Having a job contributes considerably to supporting our health and well-being. Green infrastructure projects tend to be more labour-intensive than traditional forms of infrastructure. So for each dollar invested, more employment is generated. Research in one of Canada’s major cities indicates that for every $170,000 to $520,000 invested in green roofs, a year of employment is created for one person based on the direct labour related to design and installation. Indirect jobs associated with green infrastructure components include growing plants, manufacturing roof systems and blending growing media.

Benefits beyond aesthetics
The American biologist Edward O. Wilson developed the Biophilia Hypothesis, which argues that humans share an innate attraction to nature, and connecting with nature directly affects our mental and physical well-being.
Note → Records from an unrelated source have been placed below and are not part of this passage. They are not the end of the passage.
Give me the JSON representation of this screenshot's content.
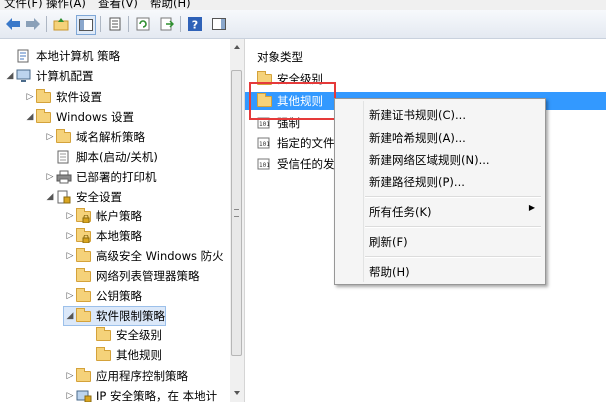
{
  "menubar": {
    "items": [
      "文件(F)",
      "操作(A)",
      "查看(V)",
      "帮助(H)"
    ]
  },
  "toolbar": {
    "buttons": [
      "back-icon",
      "forward-icon",
      "up-folder-icon",
      "console-tree-icon",
      "properties-icon",
      "refresh-icon",
      "export-icon",
      "help-icon",
      "action-pane-icon"
    ]
  },
  "tree": {
    "items": [
      {
        "label": "本地计算机 策略",
        "expander": "",
        "icon": "policy-icon"
      },
      {
        "label": "计算机配置",
        "expander": "◢",
        "icon": "computer-icon"
      },
      {
        "label": "软件设置",
        "expander": "▷",
        "icon": "folder-icon"
      },
      {
        "label": "Windows 设置",
        "expander": "◢",
        "icon": "folder-icon"
      },
      {
        "label": "域名解析策略",
        "expander": "▷",
        "icon": "folder-icon"
      },
      {
        "label": "脚本(启动/关机)",
        "expander": "",
        "icon": "script-icon"
      },
      {
        "label": "已部署的打印机",
        "expander": "▷",
        "icon": "printer-icon"
      },
      {
        "label": "安全设置",
        "expander": "◢",
        "icon": "security-icon"
      },
      {
        "label": "帐户策略",
        "expander": "▷",
        "icon": "lock-folder-icon"
      },
      {
        "label": "本地策略",
        "expander": "▷",
        "icon": "lock-folder-icon"
      },
      {
        "label": "高级安全 Windows 防火",
        "expander": "▷",
        "icon": "folder-icon"
      },
      {
        "label": "网络列表管理器策略",
        "expander": "",
        "icon": "folder-icon"
      },
      {
        "label": "公钥策略",
        "expander": "▷",
        "icon": "folder-icon"
      },
      {
        "label": "软件限制策略",
        "expander": "◢",
        "icon": "folder-icon"
      },
      {
        "label": "安全级别",
        "expander": "",
        "icon": "folder-icon"
      },
      {
        "label": "其他规则",
        "expander": "",
        "icon": "folder-icon"
      },
      {
        "label": "应用程序控制策略",
        "expander": "▷",
        "icon": "folder-icon"
      },
      {
        "label": "IP 安全策略，在 本地计",
        "expander": "▷",
        "icon": "ip-security-icon"
      }
    ]
  },
  "rightpane": {
    "column_header": "对象类型",
    "items": [
      {
        "label": "安全级别",
        "icon": "folder-icon"
      },
      {
        "label": "其他规则",
        "icon": "folder-icon"
      },
      {
        "label": "强制",
        "icon": "enforcement-icon"
      },
      {
        "label": "指定的文件",
        "icon": "file-types-icon"
      },
      {
        "label": "受信任的发",
        "icon": "trusted-publishers-icon"
      }
    ]
  },
  "context_menu": {
    "items": [
      {
        "label": "新建证书规则(C)..."
      },
      {
        "label": "新建哈希规则(A)..."
      },
      {
        "label": "新建网络区域规则(N)..."
      },
      {
        "label": "新建路径规则(P)..."
      },
      {
        "label": "所有任务(K)",
        "submenu": true
      },
      {
        "label": "刷新(F)"
      },
      {
        "label": "帮助(H)"
      }
    ]
  },
  "colors": {
    "highlight_blue": "#3399ff",
    "annotation_red": "#e53a3a",
    "folder_yellow": "#f5d27a"
  }
}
Bill Browning, a veteran green building designer, researcher and analyst, has studied the many benefits that result from integrating nature into the building design process. Among these are reduced illness and absenteeism, better employee retention, faster healing rates for hospital patients, better classroom learning rates, improved retail sales from greener streets and natural lighting and reduced levels of crime and violence.

Next steps
Communities need to understand that green infrastructure can deliver preventive health care benefits that reduce expenditures, lengthen lives and improve quality of life. More research is needed to understand the full extent of these benefits, and help practitioners and policy makers better quantify them.

If the public had a real choice in the matter, do you think they would invest in a new power or water treatment plant in a remote location, or in green infrastructure spread throughout their own community?
Steven Peck is president of Green Roofs for Healthy Cities.